These tasty little pastries are a Puerto Rican staple that you can easily make at home. It’s simple enough: a puffy, doughy pastry stuffed with guava paste and topped with powdered sugar. They look like fancy, oozy little squares of magic, but they’re quite quick to prepare. Head to the store and grab some puff pastry in the freezer aisle, and you’ll usually find guava paste in the Hispanic aisle. Sandwich slices of paste between two squares of dough and bake them for 20 minutes. They make for a good breakfast as well.
Also in the guava category, Quesitos de Guayaba are sweetened cream cheese and guava pastries that are a little more substantial if you’re looking for something filling.
Arroz con Dulce/Arroz con Leche
Rice pudding is arguably the most well-known Puerto Rican dessert (depending on who you ask). The Puerto Rican style of rice pudding has milk, vanilla, sugar, and spices such as ground cinnamon, nutmeg, and clove.
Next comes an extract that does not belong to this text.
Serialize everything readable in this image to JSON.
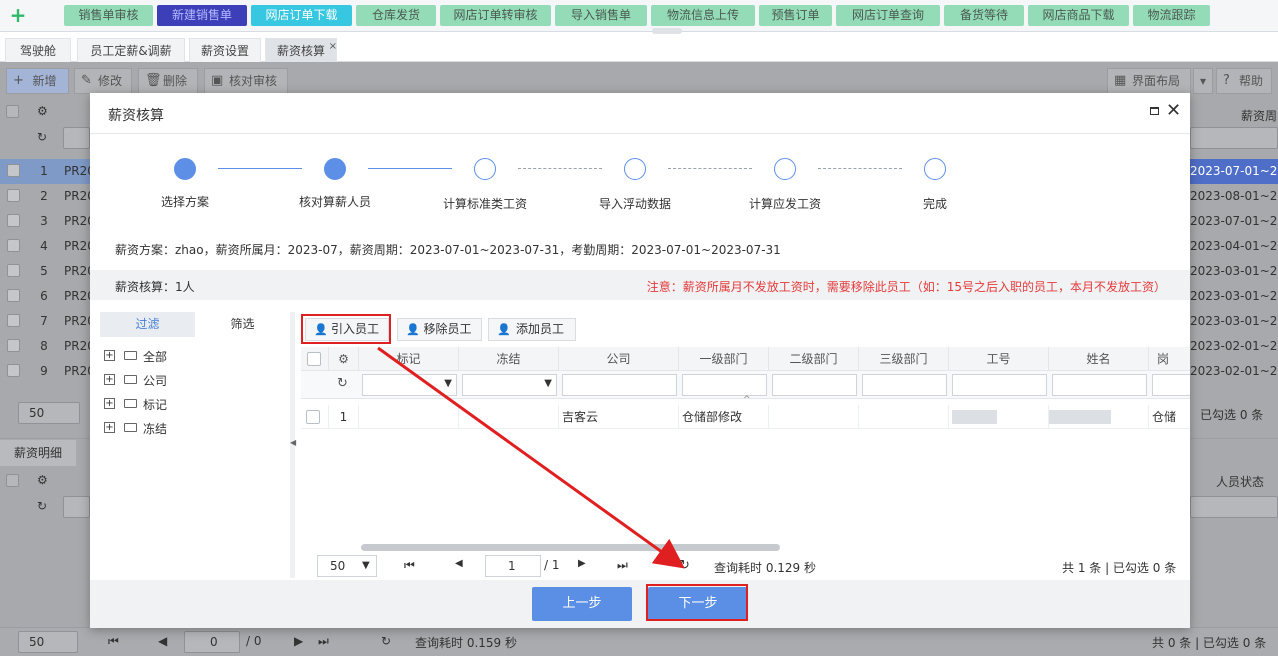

Sometimes you’ll see arroz con leche with a creative twist with additions of various dried fruit, rather than the standard raisins. Arroz con dulce is made when you add coconut milk and coconut shavings into the equation.
Tembleque — which means ‘jiggly’ in Spanish — is a little dome-shaped pudding dessert with a texture that can only be described as fun. Again, the ingredients are super simple: coconut milk (not coconut cream), sugar, salt, and cornstarch. All you have to do is heat up all the ingredients on the stove, pour portions into little molds, and refrigerate for a few hours. When it’s cooled and hardened, throw on some cinnamon and you’ve got yourself a jiggly Puerto Rican staple.
Flan de Queso
Flan — Latin America’s take on creamy, custard-doused cheesecake, is a phenomenal dessert option in Puerto Rico. Flan dates back centuries (it was originally brought over from Spain) and has become an integral part of Latin culture. Flan de queso specifically is a slight alternative that includes cream cheese. The other ingredients are eggs, evaporated milk, condensed milk, sugar, and vanilla. The result is an oven-baked dish that’s layered in caramel and sometimes topped with fresh fruit and cream. You can also find chocolate, coconut, and Nutella flans, but the traditional Puerto Rican style is with cheese. Whichever style you order, flan absolutely needs to be on your itinerary for How to Plan a Weekend in Puerto Rico.
Dulce de Coco
All around Latin America you’ll find street vendors slinging dulce de coco, and Puerto Rico is no exception. The shape isn’t standard — sometimes they come in spheres, squares, or just a heaping mound of goodness — but the taste is always the same. Imagine a crunchy Rice Crispy but with a base of coconut. Wash down these sweet treats in Puerto Rican fashion with a rum trip around San Juan — cheers!
Pineapple Rum Cake
With pineapple rum cake we have a combination of the best tropical fruit, ice cream, and alcohol. Throughout the Caribbean, rum cakes are a common holiday dessert, and traditionally it was made by soaking dried fruit in rum for a matter of months and then adding it to sugary dough. Thankfully modern advances have sped up the process without sacrificing any of the flavor. Rum cake, or bizcocho de ron as it’s called in Puerto Rico, is a deliciously bread-based pineapple-flavored dessert that’s dripping in ice cream. What else needs to be said?
While they probably won’t fall into your traditional dessert category, sweet plantains (and plantains in general) are such a staple in Caribbean cuisine that it’d be a crime to leave them off the list. They make a great snack, and they don’t even require added sugar. All you need is vegetable oil and ripe plantains. Often, they’re served with lunches to satisfy your sweet tooth at the end of a hearty meal.